- Is there an infection causing distress?
- Is the patient having psychological or emotional issues?
- Has the patient been offered a session with a minister or a counselor?
- Has the patient been taking any new medication?
- Has the medication dosage been increased or decreased recently?
Terminal Agitaiton Medication
Once medical professionals have concrete answers to these questions and other apparent causes of restlessness have been eliminated, practitioners can turn to medication.
As the patient approaches death, their physician will write them standing orders for certain medications to provide comfort. Such drugs can include:
- Anti-anxiety medication – Lorazepam (Ativan) and Diazepam (Valium)
- Anti-psychotic medication – Haloperidol (Haldol), Chlorpromazine HCl (Thorazine), and others.
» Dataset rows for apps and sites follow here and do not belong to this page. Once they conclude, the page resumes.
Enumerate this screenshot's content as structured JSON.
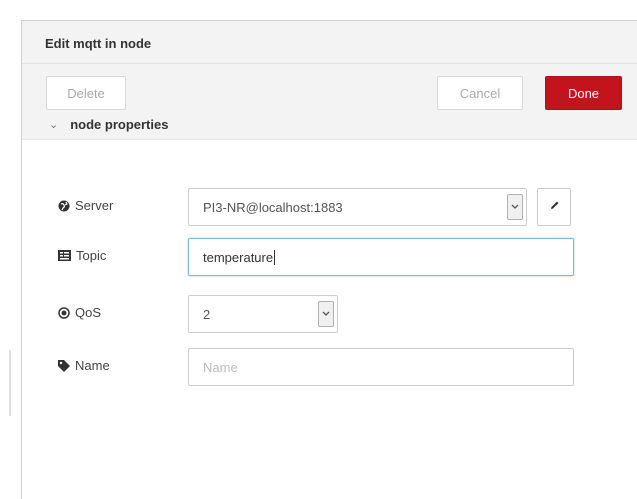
{
  "tray": {
    "title": "Edit mqtt in node"
  },
  "toolbar": {
    "delete_label": "Delete",
    "cancel_label": "Cancel",
    "done_label": "Done"
  },
  "section": {
    "title": "node properties"
  },
  "form": {
    "server": {
      "label": "Server",
      "value": "PI3-NR@localhost:1883",
      "icon": "globe-icon"
    },
    "topic": {
      "label": "Topic",
      "value": "temperature",
      "icon": "tasks-icon"
    },
    "qos": {
      "label": "QoS",
      "value": "2",
      "icon": "dot-circle-icon"
    },
    "name": {
      "label": "Name",
      "value": "",
      "placeholder": "Name",
      "icon": "tag-icon"
    }
  },
  "colors": {
    "done_bg": "#c3141e",
    "focus_border": "#85b7d9",
    "header_bg": "#f3f3f3"
  }
}
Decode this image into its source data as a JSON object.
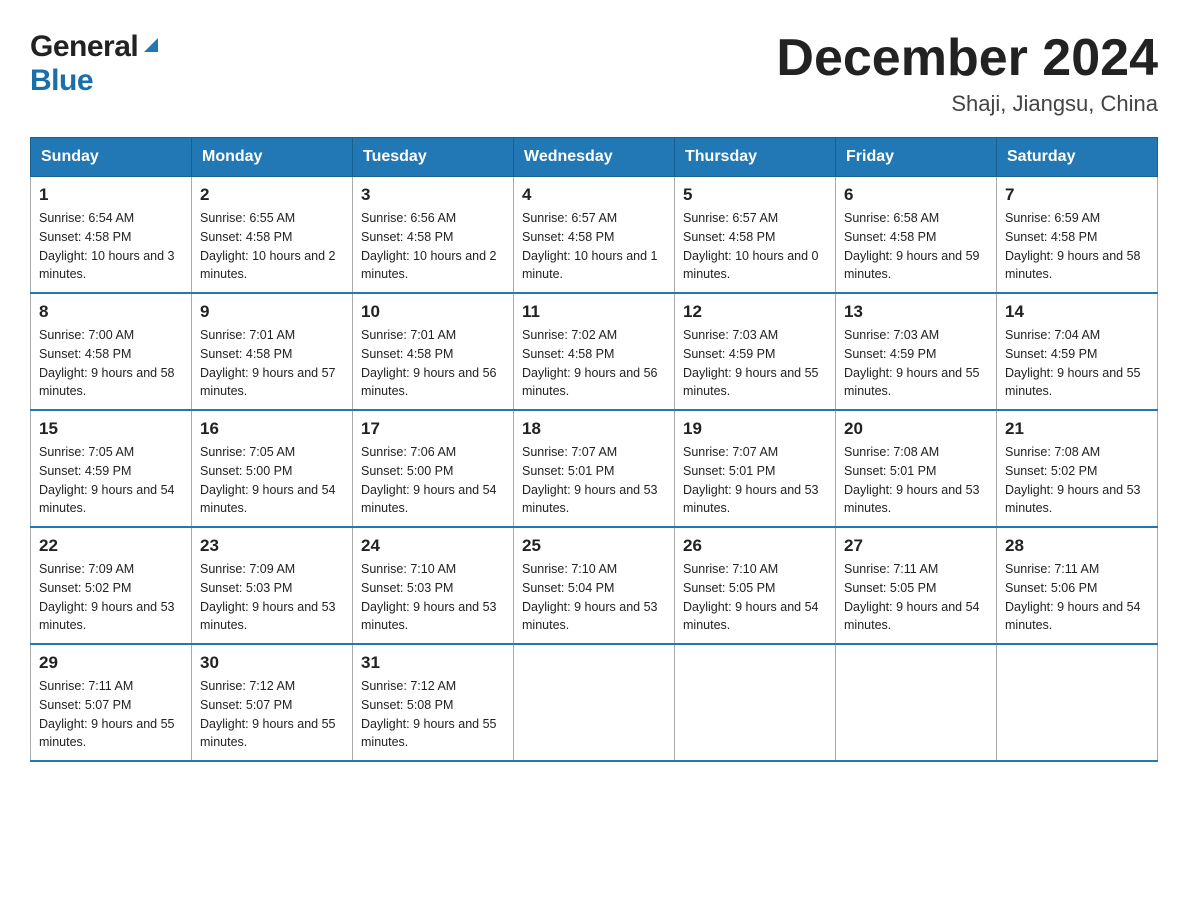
{
  "header": {
    "month": "December 2024",
    "location": "Shaji, Jiangsu, China",
    "logo_general": "General",
    "logo_blue": "Blue"
  },
  "days_of_week": [
    "Sunday",
    "Monday",
    "Tuesday",
    "Wednesday",
    "Thursday",
    "Friday",
    "Saturday"
  ],
  "weeks": [
    [
      {
        "day": "1",
        "sunrise": "6:54 AM",
        "sunset": "4:58 PM",
        "daylight": "10 hours and 3 minutes."
      },
      {
        "day": "2",
        "sunrise": "6:55 AM",
        "sunset": "4:58 PM",
        "daylight": "10 hours and 2 minutes."
      },
      {
        "day": "3",
        "sunrise": "6:56 AM",
        "sunset": "4:58 PM",
        "daylight": "10 hours and 2 minutes."
      },
      {
        "day": "4",
        "sunrise": "6:57 AM",
        "sunset": "4:58 PM",
        "daylight": "10 hours and 1 minute."
      },
      {
        "day": "5",
        "sunrise": "6:57 AM",
        "sunset": "4:58 PM",
        "daylight": "10 hours and 0 minutes."
      },
      {
        "day": "6",
        "sunrise": "6:58 AM",
        "sunset": "4:58 PM",
        "daylight": "9 hours and 59 minutes."
      },
      {
        "day": "7",
        "sunrise": "6:59 AM",
        "sunset": "4:58 PM",
        "daylight": "9 hours and 58 minutes."
      }
    ],
    [
      {
        "day": "8",
        "sunrise": "7:00 AM",
        "sunset": "4:58 PM",
        "daylight": "9 hours and 58 minutes."
      },
      {
        "day": "9",
        "sunrise": "7:01 AM",
        "sunset": "4:58 PM",
        "daylight": "9 hours and 57 minutes."
      },
      {
        "day": "10",
        "sunrise": "7:01 AM",
        "sunset": "4:58 PM",
        "daylight": "9 hours and 56 minutes."
      },
      {
        "day": "11",
        "sunrise": "7:02 AM",
        "sunset": "4:58 PM",
        "daylight": "9 hours and 56 minutes."
      },
      {
        "day": "12",
        "sunrise": "7:03 AM",
        "sunset": "4:59 PM",
        "daylight": "9 hours and 55 minutes."
      },
      {
        "day": "13",
        "sunrise": "7:03 AM",
        "sunset": "4:59 PM",
        "daylight": "9 hours and 55 minutes."
      },
      {
        "day": "14",
        "sunrise": "7:04 AM",
        "sunset": "4:59 PM",
        "daylight": "9 hours and 55 minutes."
      }
    ],
    [
      {
        "day": "15",
        "sunrise": "7:05 AM",
        "sunset": "4:59 PM",
        "daylight": "9 hours and 54 minutes."
      },
      {
        "day": "16",
        "sunrise": "7:05 AM",
        "sunset": "5:00 PM",
        "daylight": "9 hours and 54 minutes."
      },
      {
        "day": "17",
        "sunrise": "7:06 AM",
        "sunset": "5:00 PM",
        "daylight": "9 hours and 54 minutes."
      },
      {
        "day": "18",
        "sunrise": "7:07 AM",
        "sunset": "5:01 PM",
        "daylight": "9 hours and 53 minutes."
      },
      {
        "day": "19",
        "sunrise": "7:07 AM",
        "sunset": "5:01 PM",
        "daylight": "9 hours and 53 minutes."
      },
      {
        "day": "20",
        "sunrise": "7:08 AM",
        "sunset": "5:01 PM",
        "daylight": "9 hours and 53 minutes."
      },
      {
        "day": "21",
        "sunrise": "7:08 AM",
        "sunset": "5:02 PM",
        "daylight": "9 hours and 53 minutes."
      }
    ],
    [
      {
        "day": "22",
        "sunrise": "7:09 AM",
        "sunset": "5:02 PM",
        "daylight": "9 hours and 53 minutes."
      },
      {
        "day": "23",
        "sunrise": "7:09 AM",
        "sunset": "5:03 PM",
        "daylight": "9 hours and 53 minutes."
      },
      {
        "day": "24",
        "sunrise": "7:10 AM",
        "sunset": "5:03 PM",
        "daylight": "9 hours and 53 minutes."
      },
      {
        "day": "25",
        "sunrise": "7:10 AM",
        "sunset": "5:04 PM",
        "daylight": "9 hours and 53 minutes."
      },
      {
        "day": "26",
        "sunrise": "7:10 AM",
        "sunset": "5:05 PM",
        "daylight": "9 hours and 54 minutes."
      },
      {
        "day": "27",
        "sunrise": "7:11 AM",
        "sunset": "5:05 PM",
        "daylight": "9 hours and 54 minutes."
      },
      {
        "day": "28",
        "sunrise": "7:11 AM",
        "sunset": "5:06 PM",
        "daylight": "9 hours and 54 minutes."
      }
    ],
    [
      {
        "day": "29",
        "sunrise": "7:11 AM",
        "sunset": "5:07 PM",
        "daylight": "9 hours and 55 minutes."
      },
      {
        "day": "30",
        "sunrise": "7:12 AM",
        "sunset": "5:07 PM",
        "daylight": "9 hours and 55 minutes."
      },
      {
        "day": "31",
        "sunrise": "7:12 AM",
        "sunset": "5:08 PM",
        "daylight": "9 hours and 55 minutes."
      },
      null,
      null,
      null,
      null
    ]
  ]
}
Medical professionals have to be careful in choosing the medication and making sure it does not negatively interact with the patient’s existing condition. Certain conditions and pre-existing diseases can respond negatively to different medicines. One treatment won’t fit all patients. For example, Ativan and Morphine may not be appropriate for everyone. Whether the patient is in pain or not will have to determine whether they receive pain medication or something else.
Considering All Options
If the family members or loved ones feel that the patient’s condition is not handled in an appropriate manner, they are encouraged to consult a physician and seek the best course of action so that the patient’s symptoms can be alleviated. If the patient is residing at a care facility, it’s important for loved ones to know that terminal agitation is considered a hospice crisis and requires caregivers to start a continuous nursing care level of treatment.
Chemical sedation is never the first option, but it is sometimes necessary for the dying person’s own comfort. When a person’s agitation cannot be relieved by other measures, medication can be used to sedate them. Sedation will lower the patient’s consciousness and make them calm, often putting them to sleep. Though sedation does not usually speed up the dying process, it can make the symptoms less severe and the phase more peaceful. There are several ethical issues to consider when it comes to sedation.
The decision to sedate someone in their final days is never taken lightly. If the patient experiences any moments of lucidity, then doctors and caregivers should ask the person directly what their wishes are. Most often, the patient cannot make their own decisions while delirious. If the patient cannot be directly asked, caregivers should review advanced directives or other documents in which the patient has communicated their wishes regarding end-of-life care. In cases where there are no directives or where the directives are not clear, then the decision to sedate should be made by a combination of the medical team and the patient’s loved ones together. Importantly, the goal of the discussion about sedation is to ask the people who know the patient best for help determining what the patient would want if they could decide for themselves.
If you are someone caring for a terminally ill person going through terminal agitation, it is crucial to understand that this condition and its symptoms are common.
Undoubtedly, it is upsetting to witness a loved one show symptoms of terminal agitation. If you find yourself in this situation, remember to respond calmly and follow the advice mentioned above to make the patient’s final days as comfortable as possible.
- Agitation, Marie Curie, mariecurie.org.uk
- What is Terminal Restlessness?, Crossroads Hospice and Palliative Care, crossroadshospice.com
- Terminal Agitation: A Major Distressful Symptom in the Dying, Hospice Patients Alliance, hospicepatients.org
- Recognizing Terminal Restlessness at the End of Life, Very Well Health, verywellhealth.com
- Hosker CM, Bennett MI. Delirium and agitation at the end of life. BMJ. 2016;353:i3085. Published 2016 Jun 9. doi:10.1136/bmj.i3085